Review: Bolla's Afrikan Basement debuted with a warm welcome in 2008 as a limited 7" and is one of the many essential projects Joe Clasusell has been involved with over the years. Now it gets revisited on this tasty 7". The a-side is a special edit of "Makkusa", a steamy, spiritual, deeply layered and emotional house track that is lead by a standout sax line. Joaquin's Sacred Rhythm dub is just that on the flip-side, a punchy rework with groaning vocals and a tribal feel, marching drums and plenty of the steam and sweat that makes his music so unique and powerful.
Review: Whether they're operating on Toy Tonics, Freerange, Madhouse or NeoVinyl, Black Loops rarely fail to deliver the deep house goods. Predictably, the Italian duo's Shall Not Fade label debut is another quality collection of cuts. Our pick of a very strong bunch is probably "Badmanthing", a quirky chunk of rubbery deep house-funk built around a bold, memorable bassline, eccentric electronics and tipsy chords, though the skipping drums, meaty bass and tweaked New Jersey garage motifs of "Plastikhaus" are also hugely alluring. Elsewhere, "No Fear" is a notable fusion of bounding house beats, darting jazz-funk synth sounds and simmering synth-strings, while EP opener "I Know You" is a more classic-sounding slab of deep house cheeriness.

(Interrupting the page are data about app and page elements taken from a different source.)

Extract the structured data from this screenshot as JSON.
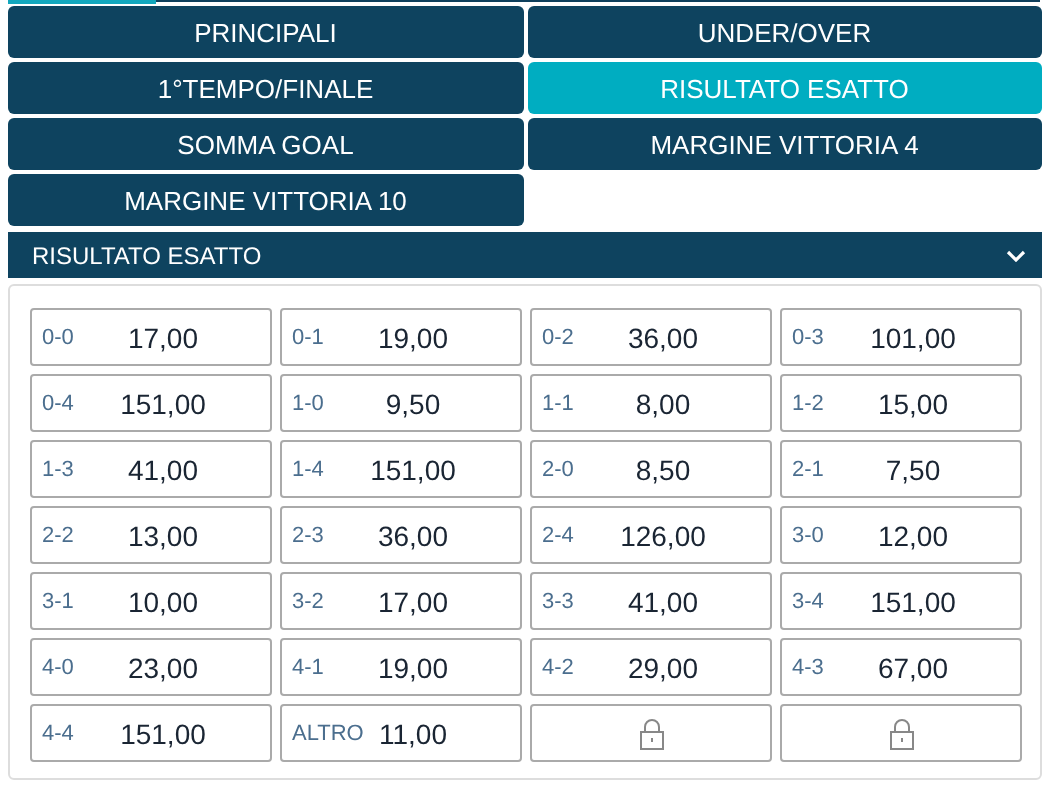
{
  "markets": [
    {
      "label": "PRINCIPALI",
      "selected": false
    },
    {
      "label": "UNDER/OVER",
      "selected": false
    },
    {
      "label": "1°TEMPO/FINALE",
      "selected": false
    },
    {
      "label": "RISULTATO ESATTO",
      "selected": true
    },
    {
      "label": "SOMMA GOAL",
      "selected": false
    },
    {
      "label": "MARGINE VITTORIA 4",
      "selected": false
    },
    {
      "label": "MARGINE VITTORIA 10",
      "selected": false
    }
  ],
  "section": {
    "title": "RISULTATO ESATTO",
    "expanded": true
  },
  "odds": [
    {
      "kind": "odd",
      "score": "0-0",
      "price": "17,00"
    },
    {
      "kind": "odd",
      "score": "0-1",
      "price": "19,00"
    },
    {
      "kind": "odd",
      "score": "0-2",
      "price": "36,00"
    },
    {
      "kind": "odd",
      "score": "0-3",
      "price": "101,00"
    },
    {
      "kind": "odd",
      "score": "0-4",
      "price": "151,00"
    },
    {
      "kind": "odd",
      "score": "1-0",
      "price": "9,50"
    },
    {
      "kind": "odd",
      "score": "1-1",
      "price": "8,00"
    },
    {
      "kind": "odd",
      "score": "1-2",
      "price": "15,00"
    },
    {
      "kind": "odd",
      "score": "1-3",
      "price": "41,00"
    },
    {
      "kind": "odd",
      "score": "1-4",
      "price": "151,00"
    },
    {
      "kind": "odd",
      "score": "2-0",
      "price": "8,50"
    },
    {
      "kind": "odd",
      "score": "2-1",
      "price": "7,50"
    },
    {
      "kind": "odd",
      "score": "2-2",
      "price": "13,00"
    },
    {
      "kind": "odd",
      "score": "2-3",
      "price": "36,00"
    },
    {
      "kind": "odd",
      "score": "2-4",
      "price": "126,00"
    },
    {
      "kind": "odd",
      "score": "3-0",
      "price": "12,00"
    },
    {
      "kind": "odd",
      "score": "3-1",
      "price": "10,00"
    },
    {
      "kind": "odd",
      "score": "3-2",
      "price": "17,00"
    },
    {
      "kind": "odd",
      "score": "3-3",
      "price": "41,00"
    },
    {
      "kind": "odd",
      "score": "3-4",
      "price": "151,00"
    },
    {
      "kind": "odd",
      "score": "4-0",
      "price": "23,00"
    },
    {
      "kind": "odd",
      "score": "4-1",
      "price": "19,00"
    },
    {
      "kind": "odd",
      "score": "4-2",
      "price": "29,00"
    },
    {
      "kind": "odd",
      "score": "4-3",
      "price": "67,00"
    },
    {
      "kind": "odd",
      "score": "4-4",
      "price": "151,00"
    },
    {
      "kind": "odd",
      "score": "ALTRO",
      "price": "11,00"
    },
    {
      "kind": "locked"
    },
    {
      "kind": "locked"
    }
  ]
}
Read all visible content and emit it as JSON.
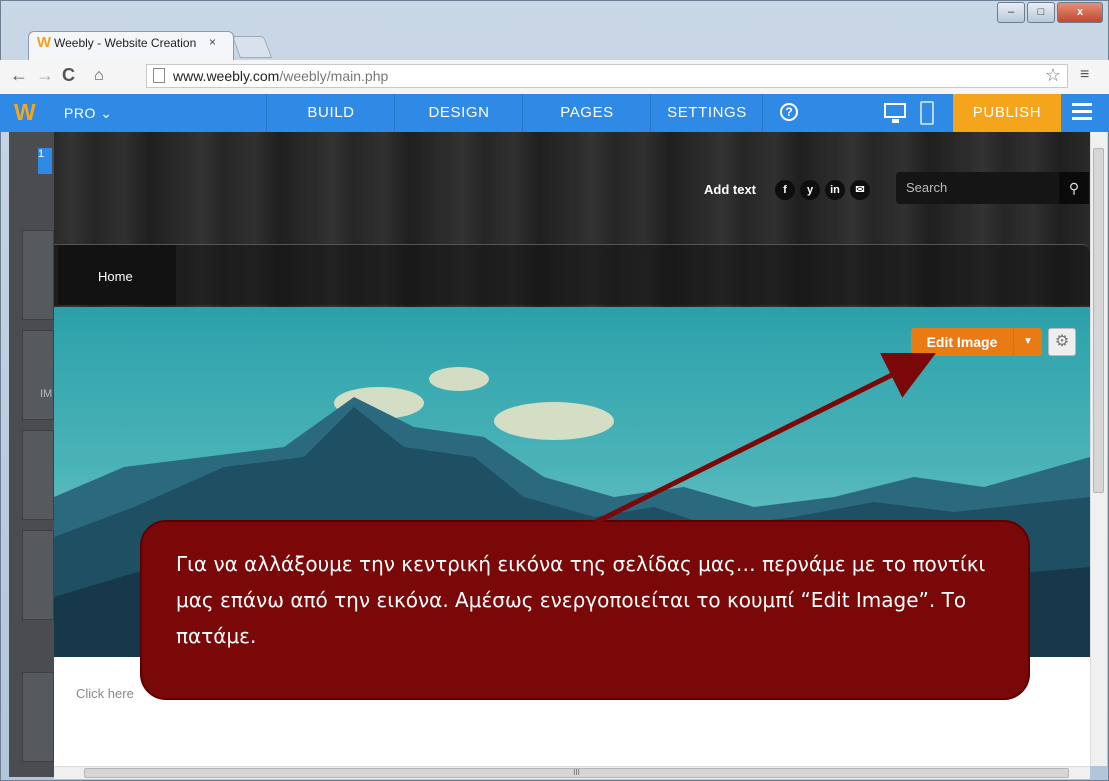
{
  "browser": {
    "tab_title": "Weebly - Website Creation",
    "tab_close": "×",
    "url_host": "www.weebly.com",
    "url_path": "/weebly/main.php",
    "window_buttons": [
      "–",
      "□",
      "x"
    ]
  },
  "weebly_bar": {
    "logo": "W",
    "plan": "PRO ⌄",
    "tabs": [
      "BUILD",
      "DESIGN",
      "PAGES",
      "SETTINGS"
    ],
    "help": "?",
    "publish": "PUBLISH",
    "accent": "#2f8ae5",
    "publish_color": "#f4a51c"
  },
  "left_panel": {
    "label": "IM",
    "top_badge": "1"
  },
  "site": {
    "add_text": "Add text",
    "social": [
      "f",
      "y",
      "in",
      "✉"
    ],
    "search_placeholder": "Search",
    "nav_home": "Home",
    "edit_image": "Edit Image",
    "click_here": "Click here"
  },
  "callout": {
    "text": "Για να αλλάξουμε την κεντρική εικόνα της σελίδας μας… περνάμε με το ποντίκι μας επάνω  από την εικόνα. Αμέσως ενεργοποιείται το κουμπί “Edit Image”. Το πατάμε.",
    "color": "#7a0808"
  },
  "scrollbar_mark": "III"
}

Review: A 20th anniversary reissue of Sasu Ripatti's classic from the turn of the millennium. 'Vocalcity' is a milestone release which is unlike his more experimental works as Vladislav Delay, saw Ripatti capture the innovation of the 'micro' sound of the time (popularised by the likes of issuing label Force Tracks and scape) while incorporating elements of dub techno and deep house - with evocative female vocals a constant throughout. From the groovy glitch-funk of "Synkro" to the sexy sophistication of underground classic "Tessio'' or the smooth and sensual slow-burner "She-Center" - it hasn't aged one bit! Hailed by many critics as one of the most seminal and important releases to have come out of the '00s, this is a welcome and much needed repress of a right classic, courtesy of Ripatti's eponymous imprint that has been faithfully remastered.
Review: Few people have done as much to shape house music as Grammy winner Louie Vega. His next project finds him on an executive producer role as he assembles a crack team of world class musicians under the Elements of Life banner. With a sound inspired by greats like Stevie Wonder and Cymande, this fantastic record brims with musicality, joy and soul from front to back. The tracks are live sounding, richly percussive, sprinkled with Latin spice and various moods, grooves and tempos. For big hearted DJs and dancers, this is pure gold. Of course guests like Anane, Blaze and Lisa Fischer all help add their own special colour to the picture.